══ Data to process ══

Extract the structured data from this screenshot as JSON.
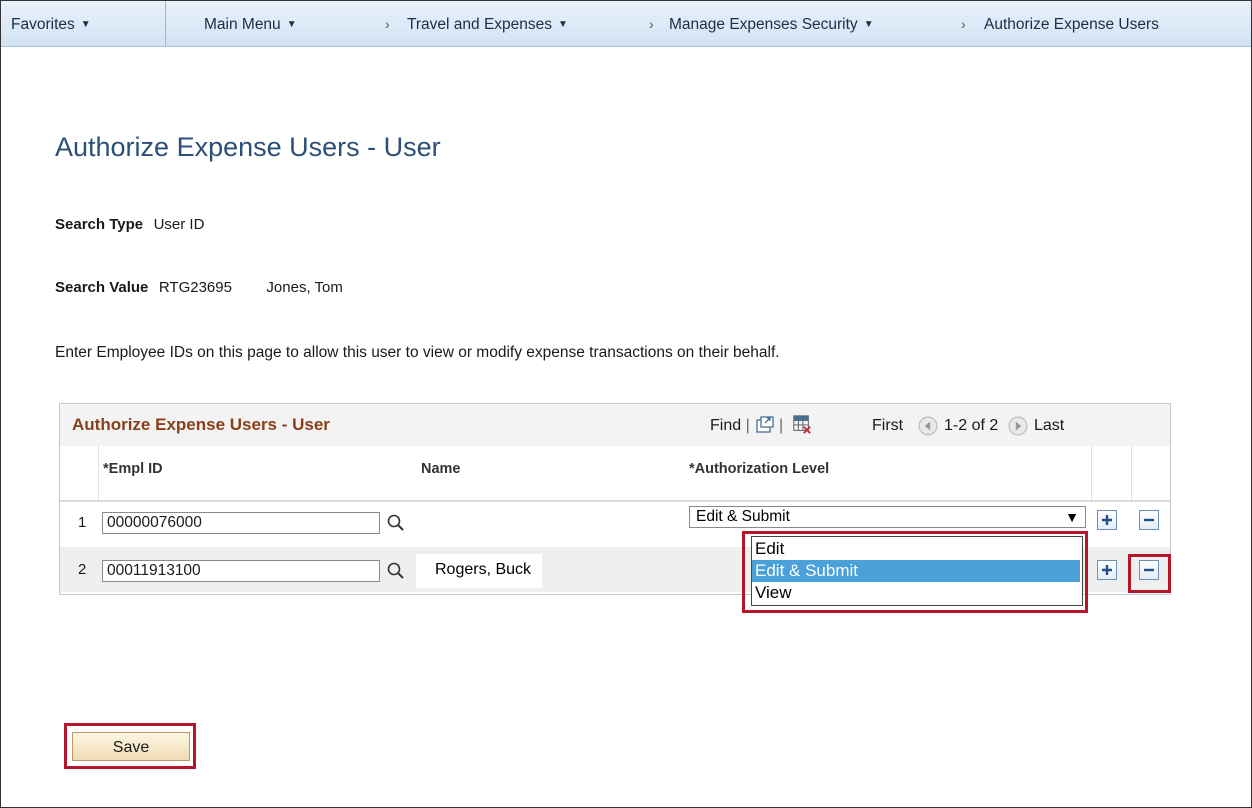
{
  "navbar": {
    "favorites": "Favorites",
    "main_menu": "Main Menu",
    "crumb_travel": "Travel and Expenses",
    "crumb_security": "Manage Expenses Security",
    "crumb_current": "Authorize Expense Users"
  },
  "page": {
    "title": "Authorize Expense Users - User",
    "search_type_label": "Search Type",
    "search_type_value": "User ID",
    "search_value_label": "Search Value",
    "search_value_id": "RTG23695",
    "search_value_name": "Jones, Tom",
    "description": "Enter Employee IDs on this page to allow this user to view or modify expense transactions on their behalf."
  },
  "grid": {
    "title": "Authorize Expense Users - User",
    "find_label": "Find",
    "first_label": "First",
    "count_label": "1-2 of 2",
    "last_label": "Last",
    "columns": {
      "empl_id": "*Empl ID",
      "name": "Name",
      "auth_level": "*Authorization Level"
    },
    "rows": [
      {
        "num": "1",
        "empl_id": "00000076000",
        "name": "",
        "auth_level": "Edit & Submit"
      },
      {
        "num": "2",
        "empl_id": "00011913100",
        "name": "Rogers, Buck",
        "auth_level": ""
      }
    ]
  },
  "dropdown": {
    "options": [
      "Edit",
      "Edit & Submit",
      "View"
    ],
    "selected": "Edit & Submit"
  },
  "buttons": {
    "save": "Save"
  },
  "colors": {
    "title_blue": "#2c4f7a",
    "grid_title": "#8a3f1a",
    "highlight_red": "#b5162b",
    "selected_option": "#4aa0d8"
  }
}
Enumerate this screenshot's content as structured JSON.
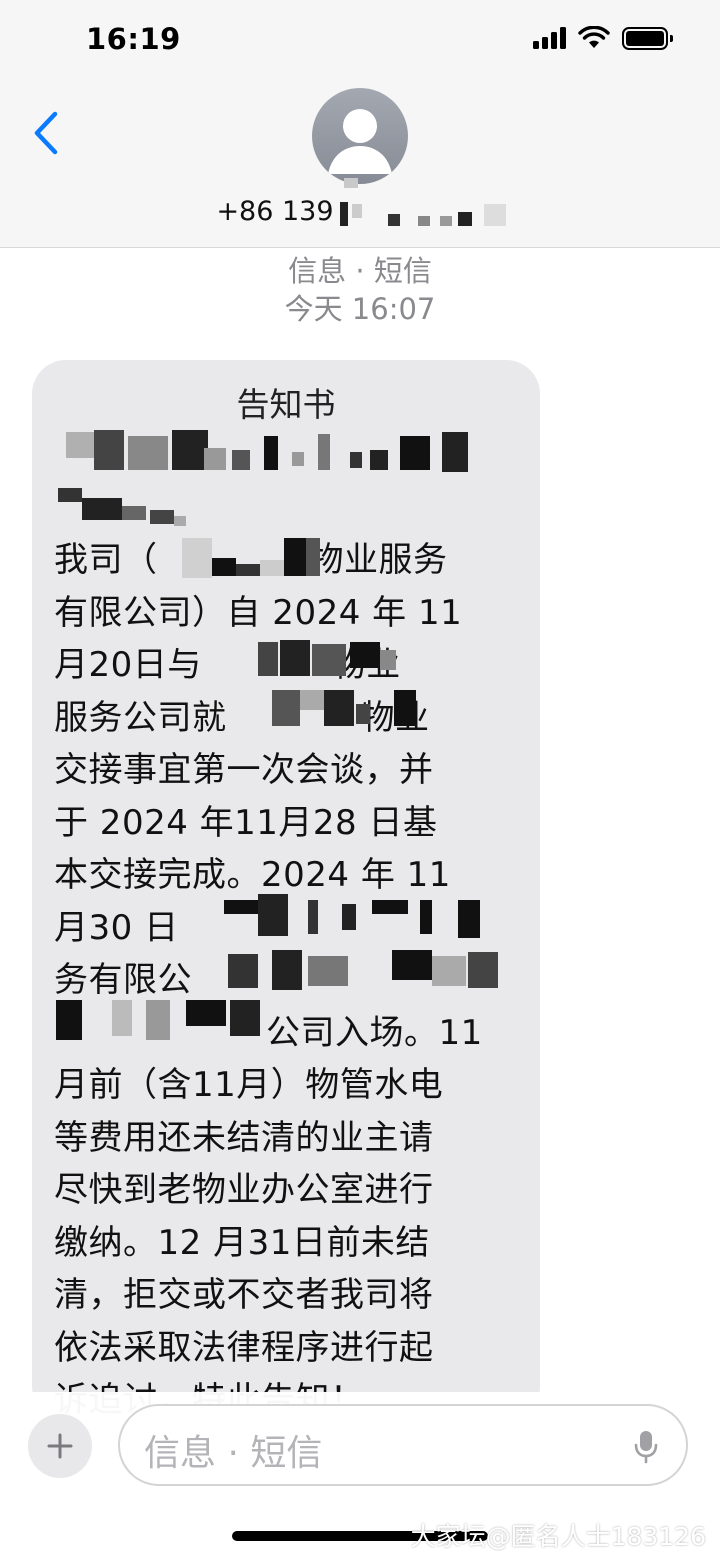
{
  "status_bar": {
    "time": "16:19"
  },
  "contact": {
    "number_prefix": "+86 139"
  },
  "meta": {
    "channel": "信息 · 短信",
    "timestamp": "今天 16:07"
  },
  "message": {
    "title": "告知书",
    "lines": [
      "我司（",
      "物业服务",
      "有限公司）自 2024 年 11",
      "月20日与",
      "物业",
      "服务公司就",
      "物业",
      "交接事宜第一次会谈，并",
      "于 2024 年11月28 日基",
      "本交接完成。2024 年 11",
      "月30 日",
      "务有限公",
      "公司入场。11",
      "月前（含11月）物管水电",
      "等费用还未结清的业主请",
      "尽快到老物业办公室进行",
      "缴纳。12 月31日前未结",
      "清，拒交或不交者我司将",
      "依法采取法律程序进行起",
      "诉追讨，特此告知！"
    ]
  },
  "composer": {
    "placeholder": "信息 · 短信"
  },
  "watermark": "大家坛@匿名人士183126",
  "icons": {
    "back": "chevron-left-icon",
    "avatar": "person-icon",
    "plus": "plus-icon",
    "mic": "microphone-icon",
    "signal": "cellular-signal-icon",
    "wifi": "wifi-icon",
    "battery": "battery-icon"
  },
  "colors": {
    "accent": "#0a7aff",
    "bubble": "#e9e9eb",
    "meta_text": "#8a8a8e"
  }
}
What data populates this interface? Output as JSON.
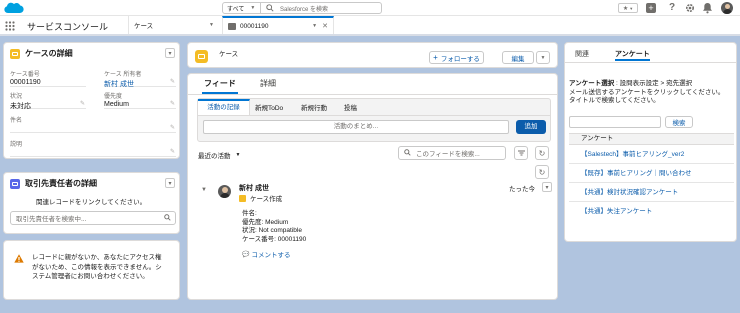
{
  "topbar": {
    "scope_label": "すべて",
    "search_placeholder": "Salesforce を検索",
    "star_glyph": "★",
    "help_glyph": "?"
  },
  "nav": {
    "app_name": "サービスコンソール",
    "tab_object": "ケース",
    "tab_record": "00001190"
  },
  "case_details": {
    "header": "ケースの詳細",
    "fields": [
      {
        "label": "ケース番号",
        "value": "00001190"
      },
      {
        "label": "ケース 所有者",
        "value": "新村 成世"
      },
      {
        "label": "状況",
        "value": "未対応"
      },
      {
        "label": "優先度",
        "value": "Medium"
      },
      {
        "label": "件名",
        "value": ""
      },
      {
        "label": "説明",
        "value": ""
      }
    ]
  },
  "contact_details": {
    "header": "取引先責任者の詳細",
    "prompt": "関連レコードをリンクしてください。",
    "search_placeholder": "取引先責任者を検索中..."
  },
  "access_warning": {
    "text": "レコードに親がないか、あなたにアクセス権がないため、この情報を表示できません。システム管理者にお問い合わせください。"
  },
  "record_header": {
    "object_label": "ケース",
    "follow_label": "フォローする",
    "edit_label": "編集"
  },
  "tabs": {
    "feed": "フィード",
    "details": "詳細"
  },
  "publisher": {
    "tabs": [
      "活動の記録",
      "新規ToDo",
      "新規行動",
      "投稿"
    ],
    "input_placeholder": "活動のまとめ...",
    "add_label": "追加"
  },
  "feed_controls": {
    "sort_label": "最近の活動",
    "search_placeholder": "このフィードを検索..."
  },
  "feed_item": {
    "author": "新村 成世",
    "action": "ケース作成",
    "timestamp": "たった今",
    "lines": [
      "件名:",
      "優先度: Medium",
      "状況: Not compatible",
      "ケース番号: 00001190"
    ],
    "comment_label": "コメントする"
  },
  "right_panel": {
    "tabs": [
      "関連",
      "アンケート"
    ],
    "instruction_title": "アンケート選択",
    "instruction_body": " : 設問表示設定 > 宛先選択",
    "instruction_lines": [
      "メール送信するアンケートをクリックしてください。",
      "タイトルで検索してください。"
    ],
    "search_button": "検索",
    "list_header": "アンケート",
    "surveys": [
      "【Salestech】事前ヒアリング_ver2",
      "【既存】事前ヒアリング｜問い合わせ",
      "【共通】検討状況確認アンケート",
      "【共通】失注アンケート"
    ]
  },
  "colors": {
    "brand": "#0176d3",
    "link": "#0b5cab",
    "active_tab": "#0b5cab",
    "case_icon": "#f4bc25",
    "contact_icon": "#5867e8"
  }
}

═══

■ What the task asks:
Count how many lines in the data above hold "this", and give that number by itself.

■ Output of the exercise:
4